>It has been speculated that one reason the Americans suffered so heavily on D-Day was their reluctance to adopt the ‘funnies’ – experimental kit developed by the British for theirs and the Canadian beaches. Gold, Sword and Juno were no picnic on D-Day, but this revolutionary equipment undoubtedly saved lives.
Some of this new gear was hugely succesful, like the mine-clearing ‘flail’ tank or the AVRE, based on the Churchill tank that came in umpteen variants, including anti-bunker, ditch filling and bridging roles. However, many of the ‘funnies’ barely made it past the planning stages. One such project was the ten-foot rocket propelled wheel known as the Great Panjandrum. The idea was that this would roll up the invasion beach, crushing all obstacles in its path before exploding at a pre-determined target. However, tests of a prototype round the coast from Braunton at Westward Ho proved to be as dangerous to the launchers as the enemy, as witnessed by BBC correspondent Brian Johnson:
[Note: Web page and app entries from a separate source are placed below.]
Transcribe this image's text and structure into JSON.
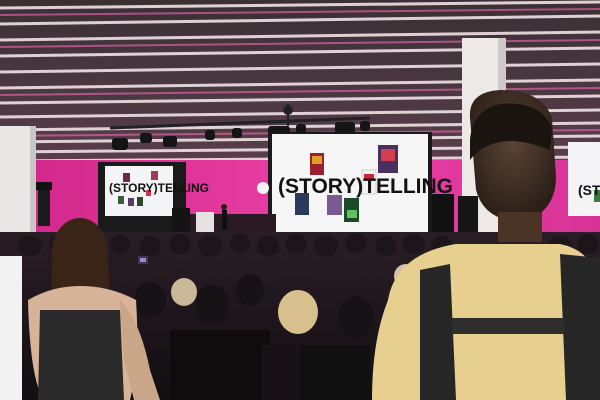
{
  "scene": {
    "big_screen_title": "(STORY)TELLING",
    "left_screen_title": "(STORY)TELLING",
    "right_screen_title": "(ST"
  },
  "colors": {
    "wall_magenta": "#e0339a",
    "screen_white": "#f4f4f6",
    "ceiling_slat": "#e8d8dc",
    "ceiling_shadow": "#2a2226",
    "crowd_dark": "#141014",
    "shirt_yellow": "#e6cf8f"
  }
}
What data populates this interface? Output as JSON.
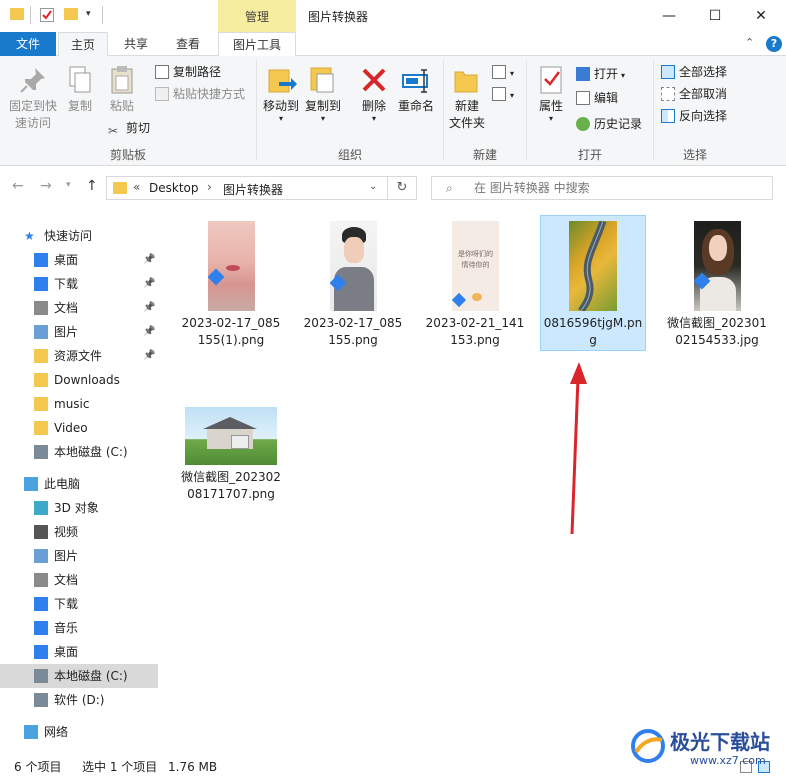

“At first all went well. Panjandrum rolled into the sea and began to head for the shore, the Brass Hats watching through binoculars from the top of a pebble ridge. Then a clamp gave: first one, then two more rockets broke free: Panjandrum began to lurch ominously. It hit a line of small craters in the sand and began to turn to starboard careering towards (recording cameraman) Klemantaski, who, viewing events through a telescopic lens, misjudged the distance and continued filming. Hearing the approaching roar he looked up from his viewfinder to see Panjandrum, shedding live rockets in all directions, heading straight for him. As he ran for his life, he glimpsed the assembled admirals and generals diving for cover behind the pebble ridge into barbed-wire entanglements. Panjandrum was now heading back to the sea but crashed on to the sand where it disintegrated in violent explosions, rockets tearing across the beach at great speed.”
Tests of the Panjandrum were carried out in full view of crowds of holidaymakers, and it’s this lack of secrecy that has lead some historians to believe that the whole thing was some sort of elaborate double bluff, to keep attention away from the real ‘funnies’, tested more covertly in Suffolk.
A couple of weeks ago, as part of the Appledore Book festival a replica was launched on the same stretch of Westward Ho beach – and thanks to ‘elf ‘n’ safety restrictions it was much less hair-raising, but still spectacular.
>Wonderful! It must be over 40 years ago that I got a small book from the library on the Dept of Miscellaneous Weapons Development – and read about the Great Panjandrum! They had some very gifted out-of-the-box thinkers, like Neville Shute-Norway, the stress-calculator for the R100 airship and a founding partner of Airspeed Aviation, and already a very successful (and readable) novelist. Successes included Radar, Mulberry harbours, flamethrowers, the degaussing equipment that counteracted the German magnetic mines and camouflaging the Manchester Ship Canal with coal dust (!!). Failures included the Panjandrum, but my favourite bit was a marvellous description of an attempt to set German harbours on fire by first floating in a layer of oil and then, using a submarine, releasing a stream of oxygen gas across it! When the first test didn't quite work, an intrepid sailor was requested to row into the middle of the oil, and drop a match over the side…….
>Neville "Town Like Alice" Shute! Of course – I didn't even realise it was the same bloke!One thing we've always done well in this country – and something we still do well – is engineering. There's a few in our family – including my dad and brother (who holds a patent on an important bit of pressure containment kit).
>Ol' Nev is worth reading up on…in 1938, he wrote a book called "Whatever Happened to the Corbetts" which forecast the near annihilation of London by aerial bombing. It was of course rubbish and never happened, as was his book "No Highway", about a new type of aeroplane that suffered metal fatigue…which didn't happen to the Mk1 Comet either. Fortunately, he WAS wrong (so far) with "On the Beach"!!
>There was also a test with the Panjandrum at Walmington-on-Sea and this was recorded in the Round And Round Went The Great Big Wheel episode of Dad's Army.
>bikerted, one of the other things we do well in this country is comedy – especially when we're laughing at ourselves!